Progress made with anti-fraud investigations
Good progress is being made with anti-fraud investigations by St Albans City and District Council following the acquisition of new software.
The Council is investigating what appears to be an unusually high number of people claiming a single person’s discount of 25% for Council Tax.
Last year, it subscribed to a Government service that pinpoints properties where suspect claims are being made.
It does so by matching discount claims with other financial and personal data that public bodies are entitled to hold.
During the first three months of this year, 139 people were identified as high risk and were sent a letter. They will be investigated further by the Council’s Internal Audit and Revenues Teams when they finish Covid-19 duties.
The Council has also been looking for cases of tenancy fraud using another matching tool that it has acquired.
This highlighted four Council homes where it was suspected the named tenant might be living elsewhere.
Two of those properties have been taken back by the Council and given to people on the housing register who had been waiting for a permanent home. Enquiries are continuing into the other two properties.
A report on the Council’s anti-fraud activities were given to a meeting of the Audit Committee on Wednesday 29 April.
The meeting heard a new focus of the anti-fraud work is more vigorous checking of all right-to-buy Council home applications.
This includes ensuring the tenants’ details are accurate and the Council is not being used to launder money that may be from the proceeds of crime.
The anti-fraud drive has also been boosted by the launch of the Council’s new website which is more user friendly.
It is easier for people to report any suspicions they have of fraud. This has resulted in more tip-offs this past month than in the last six months of 2019.
Every report will be thoroughly investigated as part of the Council’s efforts to stamp out fraud and corruption.
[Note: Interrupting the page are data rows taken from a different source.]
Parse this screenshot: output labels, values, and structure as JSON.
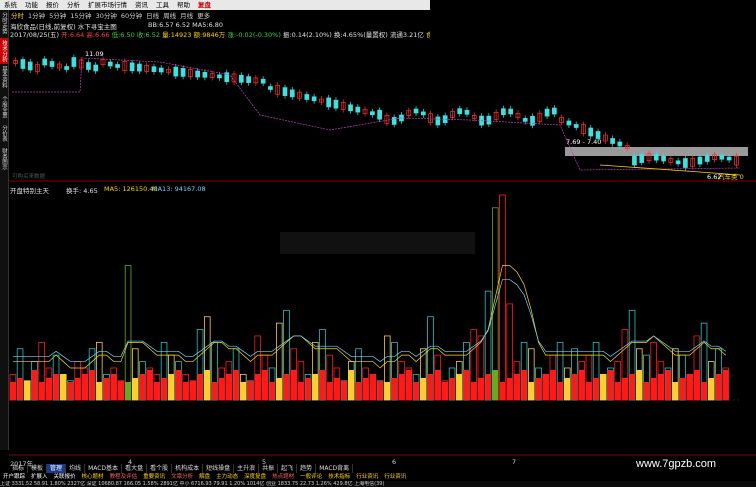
{
  "menu": [
    "系统",
    "功能",
    "报价",
    "分析",
    "扩展市场行情",
    "资讯",
    "工具",
    "帮助",
    "复盘"
  ],
  "periods": [
    "分时",
    "1分钟",
    "5分钟",
    "15分钟",
    "30分钟",
    "60分钟",
    "日线",
    "周线",
    "月线",
    "更多"
  ],
  "side_tabs": [
    "分时走势",
    "技术分析",
    "基本资料",
    "个股全景",
    "分价表",
    "财务图示"
  ],
  "header": {
    "line1": "海欣食品(日线,前复权) 水下寻宝主图",
    "line1_vals": "BB:6.57  6.52  MA5:6.80",
    "line2_date": "2017/08/25(五)",
    "line2_items": [
      "开:6.64",
      "高:6.66",
      "低:6.50",
      "收:6.52",
      "量:14923",
      "额:9846万",
      "涨:-0.02(-0.30%)",
      "振:0.14(2.10%)",
      "换:4.65%(量置权)",
      "流通3.21亿",
      "食品"
    ],
    "price_high_label": "11.09",
    "price_range_label": "7.69 - 7.40",
    "price_low_label": "6.62",
    "legend_right": "汽车类 0",
    "hint": "可购买来数据"
  },
  "sub": {
    "title": "开盘特别主天",
    "turnover": "换手: 4.65",
    "ma5": "MA5: 126150.40",
    "ma13": "MA13: 94167.08"
  },
  "axis": {
    "year": "2017年",
    "months": [
      "4",
      "5",
      "6",
      "7"
    ]
  },
  "bottom_tabs": [
    "指标",
    "模板",
    "管理",
    "均线",
    "MACD基本",
    "看大盘",
    "看个股",
    "机构成本",
    "短线操盘",
    "主升浪",
    "共振",
    "起飞",
    "趋势",
    "MACD背离"
  ],
  "bottom_tabs2": [
    "开户跟踪",
    "扩展入",
    "关联报价",
    "核心题材",
    "教程及评估",
    "重要资讯",
    "文章分析",
    "解盘",
    "主力动态",
    "深度复盘",
    "热点题材",
    "一般评论",
    "技术指标",
    "行业资讯",
    "行业资讯"
  ],
  "status": "上证 3331.52  58.91  1.80%  2327亿  深证 10680.87  166.05  1.58%  2891亿  中小 6716.93  79.91  1.20%  1014亿  创业 1833.75  22.73  1.26%  429.8亿  上海电信(39)",
  "watermark": "www.7gpzb.com",
  "chart_data": {
    "type": "bar",
    "price_candles_count": 100,
    "volume_bars": [
      4,
      8,
      3,
      6,
      9,
      5,
      7,
      4,
      3,
      6,
      5,
      8,
      9,
      4,
      5,
      3,
      21,
      8,
      6,
      5,
      4,
      9,
      7,
      6,
      4,
      3,
      11,
      13,
      9,
      5,
      6,
      8,
      4,
      3,
      10,
      7,
      5,
      12,
      14,
      8,
      6,
      4,
      9,
      11,
      7,
      5,
      3,
      6,
      8,
      5,
      4,
      3,
      10,
      9,
      6,
      5,
      4,
      8,
      13,
      7,
      3,
      5,
      6,
      9,
      11,
      10,
      17,
      30,
      32,
      15,
      6,
      9,
      8,
      5,
      4,
      7,
      9,
      5,
      8,
      6,
      7,
      9,
      4,
      5,
      6,
      11,
      14,
      8,
      7,
      9,
      6,
      5,
      8,
      7,
      4,
      10,
      12,
      6,
      8,
      5
    ],
    "volume_ma5": [
      6,
      6,
      6,
      6,
      6,
      6,
      7,
      6,
      5,
      5,
      5,
      6,
      7,
      7,
      6,
      6,
      9,
      9,
      9,
      8,
      7,
      7,
      7,
      7,
      6,
      6,
      7,
      8,
      9,
      9,
      8,
      8,
      7,
      6,
      7,
      7,
      7,
      8,
      9,
      10,
      10,
      9,
      8,
      8,
      8,
      8,
      7,
      6,
      6,
      6,
      6,
      5,
      6,
      6,
      7,
      7,
      6,
      7,
      8,
      8,
      7,
      7,
      7,
      7,
      8,
      9,
      11,
      16,
      21,
      21,
      20,
      18,
      14,
      9,
      7,
      7,
      7,
      7,
      7,
      7,
      7,
      7,
      7,
      6,
      7,
      8,
      9,
      9,
      9,
      10,
      9,
      8,
      7,
      7,
      7,
      8,
      9,
      8,
      8,
      7
    ]
  }
}
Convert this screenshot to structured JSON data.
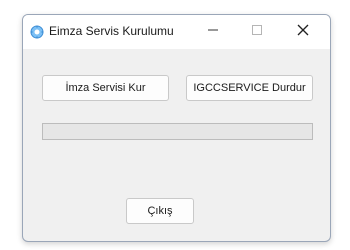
{
  "window": {
    "title": "Eimza Servis Kurulumu",
    "icon": "gear-icon"
  },
  "title_controls": {
    "minimize": "minimize-icon",
    "maximize": "maximize-icon",
    "close": "close-icon"
  },
  "buttons": {
    "install_label": "İmza Servisi Kur",
    "stop_label": "IGCCSERVICE Durdur",
    "exit_label": "Çıkış"
  },
  "progress": {
    "value": 0
  },
  "colors": {
    "accent": "#4aa3f0",
    "window_bg": "#f0f0f0"
  }
}
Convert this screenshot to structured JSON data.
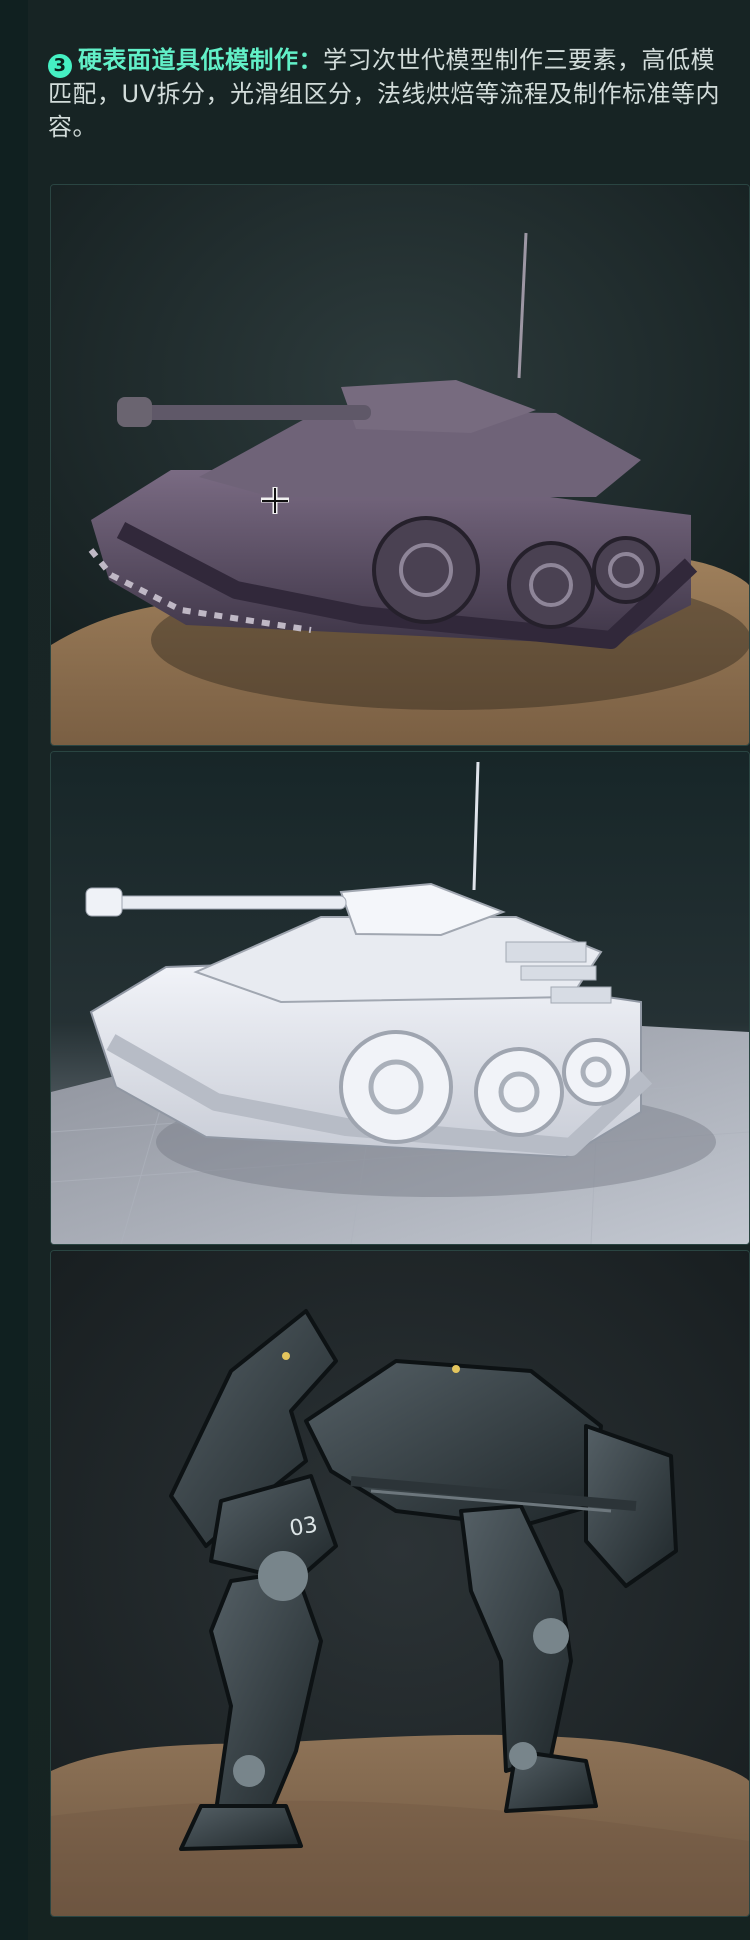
{
  "section": {
    "badge": "3",
    "heading": "硬表面道具低模制作：",
    "body": "学习次世代模型制作三要素，高低模匹配，UV拆分，光滑组区分，法线烘焙等流程及制作标准等内容。"
  },
  "colors": {
    "background": "#172424",
    "accent": "#62f0c8",
    "text": "#d2dcda"
  },
  "images": [
    {
      "subject": "textured tank model on dirt ground"
    },
    {
      "subject": "white clay-render tank model on gray floor"
    },
    {
      "subject": "dark mechanical walker robot on dirt ground"
    }
  ]
}
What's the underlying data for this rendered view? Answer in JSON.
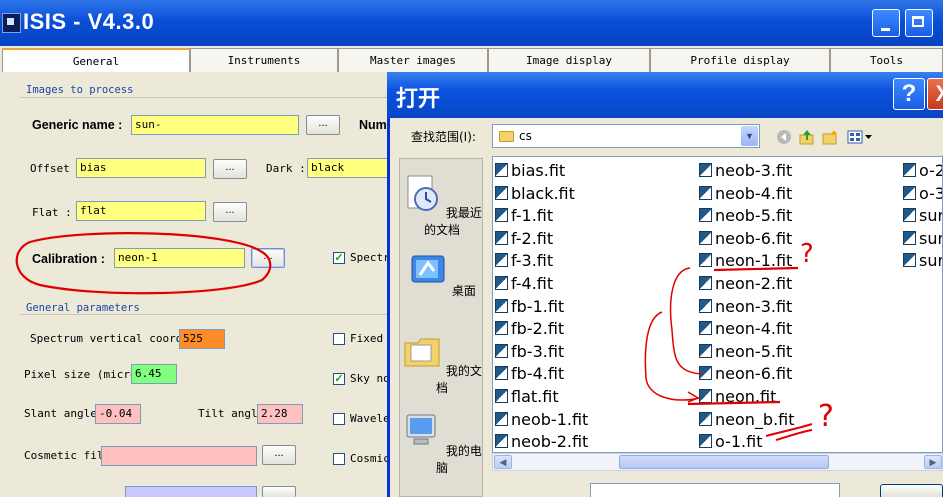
{
  "app": {
    "title": "ISIS - V4.3.0",
    "icon": "isis-app-icon"
  },
  "tabs": [
    "General",
    "Instruments",
    "Master images",
    "Image display",
    "Profile display",
    "Tools"
  ],
  "images_section": {
    "title": "Images to process",
    "generic_name_label": "Generic name :",
    "generic_name_value": "sun-",
    "num_label": "Num",
    "offset_label": "Offset",
    "offset_value": "bias",
    "dark_label": "Dark :",
    "dark_value": "black",
    "flat_label": "Flat :",
    "flat_value": "flat",
    "calibration_label": "Calibration :",
    "calibration_value": "neon-1",
    "browse_label": "...",
    "spectr_label": "Spectr"
  },
  "params_section": {
    "title": "General parameters",
    "spectrum_label": "Spectrum vertical coordi",
    "spectrum_value": "525",
    "pixel_label": "Pixel size (micro",
    "pixel_value": "6.45",
    "slant_label": "Slant angle",
    "slant_value": "-0.04",
    "tilt_label": "Tilt angl",
    "tilt_value": "2.28",
    "cosmetic_label": "Cosmetic fil",
    "fixed_label": "Fixed",
    "sky_label": "Sky no",
    "wavele_label": "Wavele",
    "cosmic_label": "Cosmic"
  },
  "dialog": {
    "title": "打开",
    "help": "?",
    "close": "X",
    "lookin_label": "查找范围(I):",
    "lookin_value": "cs",
    "places": [
      "我最近的文档",
      "桌面",
      "我的文档",
      "我的电脑"
    ],
    "files_col1": [
      "bias.fit",
      "black.fit",
      "f-1.fit",
      "f-2.fit",
      "f-3.fit",
      "f-4.fit",
      "fb-1.fit",
      "fb-2.fit",
      "fb-3.fit",
      "fb-4.fit",
      "flat.fit",
      "neob-1.fit",
      "neob-2.fit"
    ],
    "files_col2": [
      "neob-3.fit",
      "neob-4.fit",
      "neob-5.fit",
      "neob-6.fit",
      "neon-1.fit",
      "neon-2.fit",
      "neon-3.fit",
      "neon-4.fit",
      "neon-5.fit",
      "neon-6.fit",
      "neon.fit",
      "neon_b.fit",
      "o-1.fit"
    ],
    "files_col3": [
      "o-2",
      "o-3",
      "sur",
      "sur",
      "sur"
    ]
  },
  "annotations": {
    "q1": "?",
    "q2": "?",
    "color": "#e00000"
  }
}
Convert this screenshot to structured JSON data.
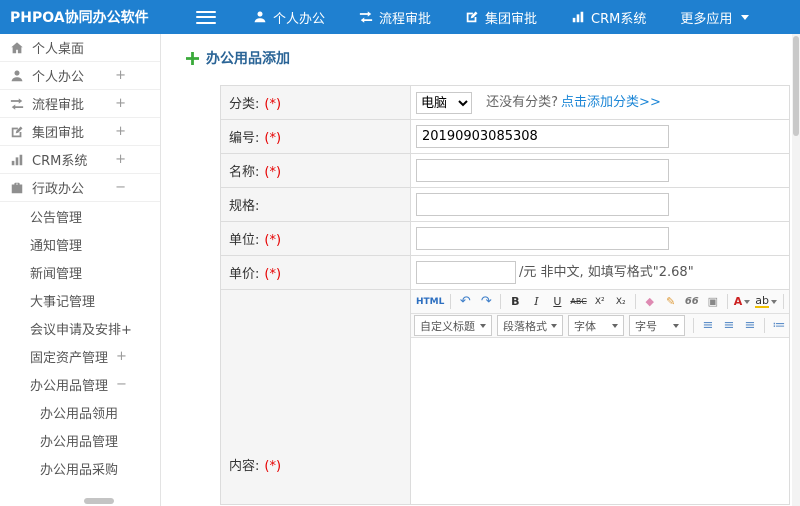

Reports can be made to https://www.stalbans.gov.uk/fraud.
Councillor Julian Daly, the Committee’s Chair, said after the meeting:
The Government expects local authorities to recognise their fraud risks and invest sufficient resources to counter fraud activity.
Over the last few months, the Council has greatly improved its ability to identify fraud by the use of computer programmes which can pinpoint suspects.
Already, more than 100 people suspected of incorrectly claiming a Council Tax discount have been identified along with four Council homes where there may be tenancy fraud.
We will look to recover any money which the Council is owed and free up properties that are in the wrong hands.
This robust approach can save the Council money and also help people who are waiting on our housing register.